This silly game will get your students talking and laughing as they try to say the same sentence as many different ways as possible while practicing intonation and inflection. Start by dividing your students into two teams. One student from each team comes to the front of the room.
The first student tells you an emotion he will try to communicate through a sentence (surprise, anger, frustration, disappointment, excitement, etc.) and then says the sentence in front of the class. It can be an original sentence or one you provide.
As he says the sentence, he should use inflection and intonation to convey an intent or emotion behind the words. His team then guesses the emotion he was trying to get across.
The second student, the one from the other team, then tells you a different emotion and says the same sentence with different intonation and inflection, trying to convey that emotion. Her team then guesses the emotion behind her words.
Keep going back and forth between the two players until one of two things happens:
- The speaker is not able to think of another way to say the sentence.
- The speaker’s team cannot correctly guess the emotion he was trying to convey. When that happens, the point goes to the other team.
Play until one team reaches a score of five. As you play, you will find that general, nonspecific sentences are easier to say multiple ways, such as the following:
“You think that.”
“I want to go.”
“It’s raining outside.”
“The test is tomorrow.”
More specific sentences, especially those that imply emotion already, such as “I hate you,” will be more challenging for this game. But if you have more advanced students, this challenge might be more fun for them.
Bingo is always a great go-to game for teaching English. In this version, students will practice their listening accuracy, since good listening is key to good pronunciation. Give each student a blank bingo board and have them write different target sounds in the open spaces.

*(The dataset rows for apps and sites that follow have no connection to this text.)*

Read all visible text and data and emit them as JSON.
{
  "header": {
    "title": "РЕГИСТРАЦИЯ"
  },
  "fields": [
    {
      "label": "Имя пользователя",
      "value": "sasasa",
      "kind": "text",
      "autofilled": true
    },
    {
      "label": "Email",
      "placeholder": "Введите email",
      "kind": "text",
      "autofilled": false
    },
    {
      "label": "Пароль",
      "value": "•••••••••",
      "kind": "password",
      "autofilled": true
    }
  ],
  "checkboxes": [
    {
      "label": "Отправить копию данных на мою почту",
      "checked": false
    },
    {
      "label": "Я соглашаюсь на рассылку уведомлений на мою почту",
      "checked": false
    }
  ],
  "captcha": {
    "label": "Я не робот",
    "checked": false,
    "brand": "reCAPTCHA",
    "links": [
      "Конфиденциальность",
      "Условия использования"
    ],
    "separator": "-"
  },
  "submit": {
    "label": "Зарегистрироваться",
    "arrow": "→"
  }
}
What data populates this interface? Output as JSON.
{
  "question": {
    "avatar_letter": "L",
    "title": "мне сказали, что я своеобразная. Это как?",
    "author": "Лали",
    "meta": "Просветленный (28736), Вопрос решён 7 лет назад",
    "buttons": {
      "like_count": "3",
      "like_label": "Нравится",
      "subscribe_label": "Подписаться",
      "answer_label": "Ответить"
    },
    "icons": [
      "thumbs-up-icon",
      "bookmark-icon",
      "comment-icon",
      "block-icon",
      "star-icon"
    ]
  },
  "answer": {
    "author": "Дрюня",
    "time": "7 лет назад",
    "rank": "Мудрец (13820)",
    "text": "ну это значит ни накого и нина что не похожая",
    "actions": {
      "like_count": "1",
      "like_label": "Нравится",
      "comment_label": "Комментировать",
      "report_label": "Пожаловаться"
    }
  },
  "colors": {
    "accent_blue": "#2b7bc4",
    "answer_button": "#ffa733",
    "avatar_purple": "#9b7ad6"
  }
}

You might want to give them a list to choose from.
Then, rather than calling numbers, you will say a word to your class. If that word contains one of the sounds on their board, they mark it. When someone has five squares in a row marked, he calls out “Bingo!” He should then bring his board to you to see if he correctly marked the sounds that he heard. If he is right, write out the words you said on the board, pointing out spelling versus word sounds.
Pronunciation is key for comprehension, so the more your students perfect their pronunciation the better off they will be. And if you can make that practice fun, even better!
So try one of these games in your next class, and see how pronunciation practice can be fun for everyone.
Oh, and One More Thing…
If you liked these fun games, you’ll love using FluentU in your classroom. FluentU takes real-world videos—like music videos, cartoons, documentaries and more—and turns them into personalized language learning lessons for you and your students.
It’s got a huge collection of authentic English videos that people in the English-speaking world actually watch on the regular. There are tons of great choices there when you’re looking for songs for in-class activities.
You’ll find music videos, musical numbers from cinema and theater, kids’ singalongs, commercial jingles and much, much more.
On FluentU, all the videos are sorted by skill level and are carefully annotated for students. Words come with example sentences and definitions. Students will be able to add them to their own vocabulary lists, and even see how the words are used in other videos.
For example, if a student taps on the word “brought,” they’ll see this:
Plus, these great videos are all accompanied by interactive features and active learning tools for students, like multimedia flashcards and fun games like “fill in the blank.”
It’s perfect for in-class activities, group projects and solo homework assignments. Not to mention, it’s guaranteed to get your students excited about English!
If you liked this post, something tells me that you'll love FluentU, the best way to teach English with real-world videos.